When Adobe announced it was putting up $20 billion to buy Figma in September 2022, it didn’t take long before people began assuming it was a blatant attempt to take a competitor off the market.
It was certainly curious, especially considering the offer was double what the company’s most recent valuation had been and worth around 50x Figma’s revenue. It’s hard to argue that the deal wasn’t a display of brute force on Adobe’s part, the kind of corporate rollup that regulators are trying to put a stop to after years of letting the tech giants run rampant, buying up startups that could eventually erode their market share.
The proposed Adobe-Figma deal has certainly gotten the attention of regulators — and not in a welcoming way. Already, the Justice Department, the Competition and Markets Authority (CMA) — Britain’s competition watchdog — and the EU are taking long, hard looks at the deal, and it wouldn’t be too much of a stretch to think that any of them could nix the deal for being anticompetitive.
“We are still in preliminary phases of the regulatory process and are having constructive discussions with the CMA, EC and DOJ about the businesses, markets and positive economic impacts this deal will bring to support [customers’ positive] reviews [of the product],” an Adobe spokesperson told TechCrunch+.
It seems pretty obvious even to a casual observer that Adobe is trying to take a potential rival off the board, a move that could stifle both competition and innovation, not a great mix for design software consumers.

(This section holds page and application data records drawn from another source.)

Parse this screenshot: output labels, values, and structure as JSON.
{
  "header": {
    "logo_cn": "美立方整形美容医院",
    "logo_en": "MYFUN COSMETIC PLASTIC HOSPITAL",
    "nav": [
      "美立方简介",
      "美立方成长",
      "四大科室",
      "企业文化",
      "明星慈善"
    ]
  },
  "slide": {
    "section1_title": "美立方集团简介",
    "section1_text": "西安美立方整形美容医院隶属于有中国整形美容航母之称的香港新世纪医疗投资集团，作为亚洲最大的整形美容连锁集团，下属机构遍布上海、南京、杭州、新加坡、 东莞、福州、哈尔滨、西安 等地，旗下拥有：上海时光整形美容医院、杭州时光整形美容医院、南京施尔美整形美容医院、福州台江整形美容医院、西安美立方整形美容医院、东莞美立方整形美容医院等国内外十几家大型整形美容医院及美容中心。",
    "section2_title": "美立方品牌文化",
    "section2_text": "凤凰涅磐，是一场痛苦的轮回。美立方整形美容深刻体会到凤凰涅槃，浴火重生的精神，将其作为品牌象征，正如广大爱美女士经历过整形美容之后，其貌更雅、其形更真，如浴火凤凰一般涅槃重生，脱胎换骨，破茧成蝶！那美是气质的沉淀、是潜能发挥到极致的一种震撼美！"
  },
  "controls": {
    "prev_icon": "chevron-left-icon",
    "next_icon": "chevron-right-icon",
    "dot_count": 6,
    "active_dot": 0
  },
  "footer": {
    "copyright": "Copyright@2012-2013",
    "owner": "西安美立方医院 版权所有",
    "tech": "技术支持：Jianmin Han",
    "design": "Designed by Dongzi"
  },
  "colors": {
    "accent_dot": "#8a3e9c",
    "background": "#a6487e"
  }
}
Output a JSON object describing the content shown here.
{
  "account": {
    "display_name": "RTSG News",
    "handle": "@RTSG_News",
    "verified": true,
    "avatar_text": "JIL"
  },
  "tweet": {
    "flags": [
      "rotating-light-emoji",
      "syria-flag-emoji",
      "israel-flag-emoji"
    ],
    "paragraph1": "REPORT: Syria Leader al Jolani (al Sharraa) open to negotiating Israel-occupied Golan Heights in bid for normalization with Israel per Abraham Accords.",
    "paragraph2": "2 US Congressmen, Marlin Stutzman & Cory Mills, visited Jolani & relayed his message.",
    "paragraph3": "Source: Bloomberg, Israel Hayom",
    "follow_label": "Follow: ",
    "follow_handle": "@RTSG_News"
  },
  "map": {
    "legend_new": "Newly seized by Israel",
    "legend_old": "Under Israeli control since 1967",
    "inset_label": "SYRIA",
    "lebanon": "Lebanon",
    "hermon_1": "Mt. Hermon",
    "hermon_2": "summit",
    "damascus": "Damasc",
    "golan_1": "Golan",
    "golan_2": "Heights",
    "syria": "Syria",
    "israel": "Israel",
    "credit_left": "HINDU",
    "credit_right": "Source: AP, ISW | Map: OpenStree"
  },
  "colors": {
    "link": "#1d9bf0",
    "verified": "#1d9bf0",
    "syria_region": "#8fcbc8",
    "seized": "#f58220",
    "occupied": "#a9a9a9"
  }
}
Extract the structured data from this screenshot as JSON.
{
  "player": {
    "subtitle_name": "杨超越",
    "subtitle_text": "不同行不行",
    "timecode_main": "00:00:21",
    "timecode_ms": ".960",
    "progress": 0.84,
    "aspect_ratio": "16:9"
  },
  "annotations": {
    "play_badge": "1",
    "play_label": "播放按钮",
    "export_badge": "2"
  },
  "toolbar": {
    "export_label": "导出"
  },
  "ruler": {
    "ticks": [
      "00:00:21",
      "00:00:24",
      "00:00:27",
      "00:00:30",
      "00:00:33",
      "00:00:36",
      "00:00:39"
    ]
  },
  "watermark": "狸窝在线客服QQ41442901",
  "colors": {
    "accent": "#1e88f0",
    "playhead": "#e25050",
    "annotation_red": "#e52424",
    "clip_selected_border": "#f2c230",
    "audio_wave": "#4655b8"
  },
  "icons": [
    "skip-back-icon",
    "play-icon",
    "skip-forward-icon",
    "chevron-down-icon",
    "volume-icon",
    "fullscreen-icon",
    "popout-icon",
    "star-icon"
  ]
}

To be sure, the deal would give Adobe an entirely new look, one it has tried to build on its own with a design tool rival, Adobe XD. But XD never gained much traction, which explains why the company was willing to fork over $20 billion to get the cream of the crop.
In an interview at TechCrunch Disrupt last fall, Figma co-founder Dylan Field argued that the two companies would truly be better together. But of course he has 20 billion reasons to think that.

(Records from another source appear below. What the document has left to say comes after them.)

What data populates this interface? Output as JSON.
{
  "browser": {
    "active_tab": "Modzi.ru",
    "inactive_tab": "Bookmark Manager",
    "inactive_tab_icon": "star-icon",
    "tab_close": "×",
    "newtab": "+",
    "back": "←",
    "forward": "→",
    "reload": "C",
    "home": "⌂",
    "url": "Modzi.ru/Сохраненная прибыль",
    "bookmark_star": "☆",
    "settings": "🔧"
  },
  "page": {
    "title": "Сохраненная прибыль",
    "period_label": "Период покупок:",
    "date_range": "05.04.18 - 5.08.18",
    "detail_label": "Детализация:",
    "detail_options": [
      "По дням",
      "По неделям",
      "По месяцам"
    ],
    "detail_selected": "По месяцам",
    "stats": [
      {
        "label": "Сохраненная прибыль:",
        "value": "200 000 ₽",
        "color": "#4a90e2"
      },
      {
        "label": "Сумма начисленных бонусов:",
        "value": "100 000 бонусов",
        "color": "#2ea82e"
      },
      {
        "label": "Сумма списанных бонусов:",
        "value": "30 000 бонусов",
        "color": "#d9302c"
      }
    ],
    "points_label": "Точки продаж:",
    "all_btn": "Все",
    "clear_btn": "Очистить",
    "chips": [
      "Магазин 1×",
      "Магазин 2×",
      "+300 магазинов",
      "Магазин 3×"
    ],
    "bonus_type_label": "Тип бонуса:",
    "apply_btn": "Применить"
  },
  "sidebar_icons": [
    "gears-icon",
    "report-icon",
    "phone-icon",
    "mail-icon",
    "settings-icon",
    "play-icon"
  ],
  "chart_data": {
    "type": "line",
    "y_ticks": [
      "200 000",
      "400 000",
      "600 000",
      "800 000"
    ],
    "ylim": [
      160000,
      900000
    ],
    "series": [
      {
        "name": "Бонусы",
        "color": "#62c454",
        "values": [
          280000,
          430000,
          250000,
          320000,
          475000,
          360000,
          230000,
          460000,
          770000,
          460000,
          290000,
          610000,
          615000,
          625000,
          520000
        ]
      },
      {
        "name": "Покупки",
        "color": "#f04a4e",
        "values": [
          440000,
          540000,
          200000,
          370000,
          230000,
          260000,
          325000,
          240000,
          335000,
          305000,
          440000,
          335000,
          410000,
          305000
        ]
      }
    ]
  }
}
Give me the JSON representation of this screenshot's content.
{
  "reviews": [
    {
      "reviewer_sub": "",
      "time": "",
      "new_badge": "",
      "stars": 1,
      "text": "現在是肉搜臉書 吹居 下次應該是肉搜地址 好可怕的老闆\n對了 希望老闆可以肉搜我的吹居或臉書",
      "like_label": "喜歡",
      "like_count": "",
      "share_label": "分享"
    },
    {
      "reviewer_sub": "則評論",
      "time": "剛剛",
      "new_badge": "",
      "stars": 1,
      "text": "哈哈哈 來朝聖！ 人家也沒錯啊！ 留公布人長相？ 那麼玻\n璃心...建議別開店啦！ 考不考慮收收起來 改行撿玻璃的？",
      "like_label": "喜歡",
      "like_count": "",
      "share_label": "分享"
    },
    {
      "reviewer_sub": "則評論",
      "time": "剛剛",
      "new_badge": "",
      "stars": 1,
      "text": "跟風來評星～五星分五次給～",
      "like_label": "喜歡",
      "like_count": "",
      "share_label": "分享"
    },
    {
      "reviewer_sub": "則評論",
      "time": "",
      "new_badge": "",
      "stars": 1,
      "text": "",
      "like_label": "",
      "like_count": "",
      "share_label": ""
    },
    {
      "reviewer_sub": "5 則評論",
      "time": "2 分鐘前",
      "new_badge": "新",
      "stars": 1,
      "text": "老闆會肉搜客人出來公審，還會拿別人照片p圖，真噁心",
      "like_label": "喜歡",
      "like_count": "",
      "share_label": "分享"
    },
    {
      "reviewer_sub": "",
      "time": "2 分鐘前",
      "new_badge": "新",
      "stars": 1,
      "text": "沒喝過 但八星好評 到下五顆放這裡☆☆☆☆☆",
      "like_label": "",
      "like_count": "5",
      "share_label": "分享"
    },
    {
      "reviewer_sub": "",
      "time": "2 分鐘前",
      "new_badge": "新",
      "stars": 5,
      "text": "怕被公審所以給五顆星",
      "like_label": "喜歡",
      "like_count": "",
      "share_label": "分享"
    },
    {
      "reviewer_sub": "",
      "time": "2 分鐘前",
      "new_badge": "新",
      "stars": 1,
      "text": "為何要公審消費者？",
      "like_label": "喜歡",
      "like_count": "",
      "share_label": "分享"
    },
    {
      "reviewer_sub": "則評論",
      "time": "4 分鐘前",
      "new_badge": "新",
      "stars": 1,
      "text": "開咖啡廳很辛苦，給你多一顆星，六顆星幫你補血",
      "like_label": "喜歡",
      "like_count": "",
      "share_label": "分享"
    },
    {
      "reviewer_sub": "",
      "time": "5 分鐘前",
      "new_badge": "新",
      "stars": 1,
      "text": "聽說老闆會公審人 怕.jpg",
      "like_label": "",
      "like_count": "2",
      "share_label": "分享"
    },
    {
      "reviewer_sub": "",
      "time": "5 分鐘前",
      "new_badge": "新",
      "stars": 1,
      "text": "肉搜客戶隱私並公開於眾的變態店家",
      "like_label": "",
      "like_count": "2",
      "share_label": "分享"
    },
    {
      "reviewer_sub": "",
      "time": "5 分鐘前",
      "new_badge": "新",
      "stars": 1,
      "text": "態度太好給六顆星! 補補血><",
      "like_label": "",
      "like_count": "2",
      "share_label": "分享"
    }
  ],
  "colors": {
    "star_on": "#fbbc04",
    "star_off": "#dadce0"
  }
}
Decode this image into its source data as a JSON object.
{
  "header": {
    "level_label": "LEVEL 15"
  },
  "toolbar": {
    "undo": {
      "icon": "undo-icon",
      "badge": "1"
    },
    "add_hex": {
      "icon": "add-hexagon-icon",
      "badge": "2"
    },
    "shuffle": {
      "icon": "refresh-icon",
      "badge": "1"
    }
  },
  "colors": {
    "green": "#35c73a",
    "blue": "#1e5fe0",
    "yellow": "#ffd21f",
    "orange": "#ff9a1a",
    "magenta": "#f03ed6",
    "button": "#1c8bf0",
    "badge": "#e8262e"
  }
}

When asked to explain why he decided to join forces with the company that his marketing team had been painting as its biggest rival, he saw two companies marrying creativity and design, and he couldn’t see having the resources to move in that direction on his own, at least not for a long time. “If we want to go and make it so that we’re able to go into all these more productivity areas, that’s gonna take a lot of time. To be able to go and do that in the context of Adobe, I think gives us a huge leg up, and I’m really excited about that,” Field said.
But with regulators looking closely, it’s not a stretch to wonder if that’s ever going to happen. But even if it does, would the deal be a net-positive for Figma and its backers? Let’s talk about it.